More ominously, for each map, it was the wealthiest members of society who brought its poorest citizens to vote against their political as well as against their economic self-interests. In the Democratic, pre-voting rights south, wealthy land owners convinced their poor, white countrymen that a politically and economically emancipated south meant a south ruled from Washington, DC.
They were right. A politically and economically emancipated south would be ruled, not from Washington, DC, but from a republican and federalist government, the kind of government enshrined in the U.S. Constitution, where the wealth we hold in common preempts private wealth. And the wealthiest southerners knew this and used this knowledge to turn their countrymen against the Constitution. And, yes. The Civil War was a movement to overturn the Constitution.
In the post-voting rights United States – roughly 1965 to the present – once again the wealthiest Americans have spent huge sums of their own resources convincing their poorest fellow countrymen that a politically and economically emancipated United States would mean that federal law would preempt local custom and tradition.
And, once again, they are right. A politically and economically emancipated United States would protect the wealth we hold in common from depredations and seizures by purely local, private enterprise – what the classical Greeks termed oikonomia, but what we call economy. When Republicans place private enterprise over public wealth, they are in fact unfurling one of the oldest anti-republican and anti-federalist banners. They will pit the household, the private oikos, or economy, against the commonwealth, the politeia, the Republic. They will set what we do not and cannot share over against what we do and must share together.
But, in fact, there is no conflict here. Because the only way our households, our oikos, and economy can collectively prosper and flourish is when we share our wealth to create a shared world, a shared legal and a shared economic and political system in which alone the preamble to the Constitution makes any sense at all:
We the People of the United States, in Order to form a more perfect Union, establish Justice, insure domestic Tranquility, provide for the common defence, promote the general Welfare, and secure the Blessings of Liberty to ourselves and our Posterity, do ordain and establish this Constitution for the United States of America.
It was against this notion of “common defence” and “general Welfare” that the anti-federalists and anti-republicans most loudly railed in 1787; and against these that they continue to rail today.

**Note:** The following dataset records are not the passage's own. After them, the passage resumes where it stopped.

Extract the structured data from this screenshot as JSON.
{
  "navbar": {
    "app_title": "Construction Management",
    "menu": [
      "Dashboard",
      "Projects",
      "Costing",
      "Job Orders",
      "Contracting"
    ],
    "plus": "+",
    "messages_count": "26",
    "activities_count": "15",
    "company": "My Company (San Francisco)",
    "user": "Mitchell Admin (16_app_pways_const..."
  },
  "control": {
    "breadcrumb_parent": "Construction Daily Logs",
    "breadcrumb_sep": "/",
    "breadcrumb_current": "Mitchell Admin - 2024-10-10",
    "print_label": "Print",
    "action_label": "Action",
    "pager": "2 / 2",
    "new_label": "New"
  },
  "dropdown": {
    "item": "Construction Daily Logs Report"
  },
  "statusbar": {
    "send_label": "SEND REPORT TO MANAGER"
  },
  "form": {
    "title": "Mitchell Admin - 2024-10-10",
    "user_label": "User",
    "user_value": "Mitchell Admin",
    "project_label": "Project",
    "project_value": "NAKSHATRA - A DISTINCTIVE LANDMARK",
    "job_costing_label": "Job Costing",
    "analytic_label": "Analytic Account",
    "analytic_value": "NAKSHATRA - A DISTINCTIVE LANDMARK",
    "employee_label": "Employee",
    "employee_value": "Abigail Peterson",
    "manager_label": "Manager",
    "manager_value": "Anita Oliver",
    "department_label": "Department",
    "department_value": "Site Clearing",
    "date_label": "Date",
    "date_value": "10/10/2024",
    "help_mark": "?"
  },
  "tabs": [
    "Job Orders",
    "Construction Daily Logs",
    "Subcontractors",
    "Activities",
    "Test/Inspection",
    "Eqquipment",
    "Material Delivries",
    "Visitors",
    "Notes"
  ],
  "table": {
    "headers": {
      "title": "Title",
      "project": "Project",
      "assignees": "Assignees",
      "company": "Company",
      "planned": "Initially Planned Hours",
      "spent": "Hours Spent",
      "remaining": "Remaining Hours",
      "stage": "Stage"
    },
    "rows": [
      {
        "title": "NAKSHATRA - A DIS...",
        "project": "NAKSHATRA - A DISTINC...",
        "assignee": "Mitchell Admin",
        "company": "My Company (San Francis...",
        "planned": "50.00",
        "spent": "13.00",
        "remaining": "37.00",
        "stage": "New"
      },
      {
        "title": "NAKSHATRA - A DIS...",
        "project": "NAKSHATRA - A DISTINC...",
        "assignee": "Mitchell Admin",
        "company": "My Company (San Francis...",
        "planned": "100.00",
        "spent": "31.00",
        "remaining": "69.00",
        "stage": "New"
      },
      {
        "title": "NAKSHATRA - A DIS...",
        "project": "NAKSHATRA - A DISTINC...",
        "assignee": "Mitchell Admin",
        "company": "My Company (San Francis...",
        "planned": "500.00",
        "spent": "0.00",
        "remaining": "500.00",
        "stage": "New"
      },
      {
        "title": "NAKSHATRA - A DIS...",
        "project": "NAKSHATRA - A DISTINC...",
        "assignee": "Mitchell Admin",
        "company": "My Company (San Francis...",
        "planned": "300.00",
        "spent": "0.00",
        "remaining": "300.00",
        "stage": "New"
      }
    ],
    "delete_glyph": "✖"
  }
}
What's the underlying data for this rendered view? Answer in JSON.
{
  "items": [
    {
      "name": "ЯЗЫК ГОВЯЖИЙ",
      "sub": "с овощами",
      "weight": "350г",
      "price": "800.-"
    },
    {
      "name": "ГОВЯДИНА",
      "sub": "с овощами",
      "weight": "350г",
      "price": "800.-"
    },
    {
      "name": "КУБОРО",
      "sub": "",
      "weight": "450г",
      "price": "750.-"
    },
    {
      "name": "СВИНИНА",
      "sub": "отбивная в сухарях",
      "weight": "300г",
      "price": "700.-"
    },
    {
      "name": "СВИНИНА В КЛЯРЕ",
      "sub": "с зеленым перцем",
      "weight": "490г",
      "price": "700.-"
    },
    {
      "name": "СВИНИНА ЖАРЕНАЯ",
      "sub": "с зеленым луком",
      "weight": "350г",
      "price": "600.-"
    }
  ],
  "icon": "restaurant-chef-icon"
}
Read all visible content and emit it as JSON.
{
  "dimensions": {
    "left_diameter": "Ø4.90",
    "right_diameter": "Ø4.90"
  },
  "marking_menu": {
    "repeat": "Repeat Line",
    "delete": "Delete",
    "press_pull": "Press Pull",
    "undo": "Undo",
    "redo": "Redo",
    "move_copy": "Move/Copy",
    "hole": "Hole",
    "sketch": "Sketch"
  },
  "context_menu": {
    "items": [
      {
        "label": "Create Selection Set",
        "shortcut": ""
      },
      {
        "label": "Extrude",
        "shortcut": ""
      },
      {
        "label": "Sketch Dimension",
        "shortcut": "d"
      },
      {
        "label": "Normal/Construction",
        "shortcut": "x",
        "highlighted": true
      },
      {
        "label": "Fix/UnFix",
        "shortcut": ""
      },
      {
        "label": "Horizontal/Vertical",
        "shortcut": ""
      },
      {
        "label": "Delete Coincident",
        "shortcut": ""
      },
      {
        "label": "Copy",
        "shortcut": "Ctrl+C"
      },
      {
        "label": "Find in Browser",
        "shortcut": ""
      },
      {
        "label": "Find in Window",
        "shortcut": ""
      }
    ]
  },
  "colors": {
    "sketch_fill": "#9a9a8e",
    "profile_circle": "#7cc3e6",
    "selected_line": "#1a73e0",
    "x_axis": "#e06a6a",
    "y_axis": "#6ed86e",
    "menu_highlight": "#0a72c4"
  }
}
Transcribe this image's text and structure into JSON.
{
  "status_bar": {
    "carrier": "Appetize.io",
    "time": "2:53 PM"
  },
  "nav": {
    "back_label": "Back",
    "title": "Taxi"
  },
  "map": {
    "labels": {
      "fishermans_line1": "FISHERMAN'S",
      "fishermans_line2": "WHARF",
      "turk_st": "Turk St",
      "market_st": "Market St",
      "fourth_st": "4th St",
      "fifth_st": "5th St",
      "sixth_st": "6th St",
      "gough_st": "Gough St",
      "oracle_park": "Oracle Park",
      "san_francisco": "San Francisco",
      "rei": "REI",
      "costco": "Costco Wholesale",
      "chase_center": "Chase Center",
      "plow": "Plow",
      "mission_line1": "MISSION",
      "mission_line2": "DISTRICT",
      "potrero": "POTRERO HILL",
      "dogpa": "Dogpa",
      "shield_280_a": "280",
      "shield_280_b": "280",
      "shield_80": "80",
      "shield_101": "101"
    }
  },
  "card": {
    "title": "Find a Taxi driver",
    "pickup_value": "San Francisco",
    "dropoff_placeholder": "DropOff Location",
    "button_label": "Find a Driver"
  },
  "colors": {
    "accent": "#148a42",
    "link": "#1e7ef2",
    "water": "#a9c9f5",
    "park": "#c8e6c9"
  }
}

Today’s Republicans do not simply hold an alternative view of the same Constitution. They are opposed to our Constitution. They are opposed to the Republic. They were opposed to it in 1787, when they were called the anti-Federalists. They were opposed to it in 1820 when they were called Democrats. They were opposed to it in 1860, when they were called Confederates. And they are opposed to it today when they call themselves Republicans.
I wrote my book, Commonwealth, so that those of us who believe in the Republic, who believe in the wealth we hold in common, might have a clear narrative of U.S. political history around which to organize their message of liberty.
Tomorrow, November 6, there are a whole range of propositions and candidates that will test our desire to share our private wealth with one another in a Republic. If we still believe in republican self-government, we will vote for these candidates and propositions.
SUPPORT OBAMA! VOTE FOR PROP. 30!
VOTE AGAINST PROP. 32!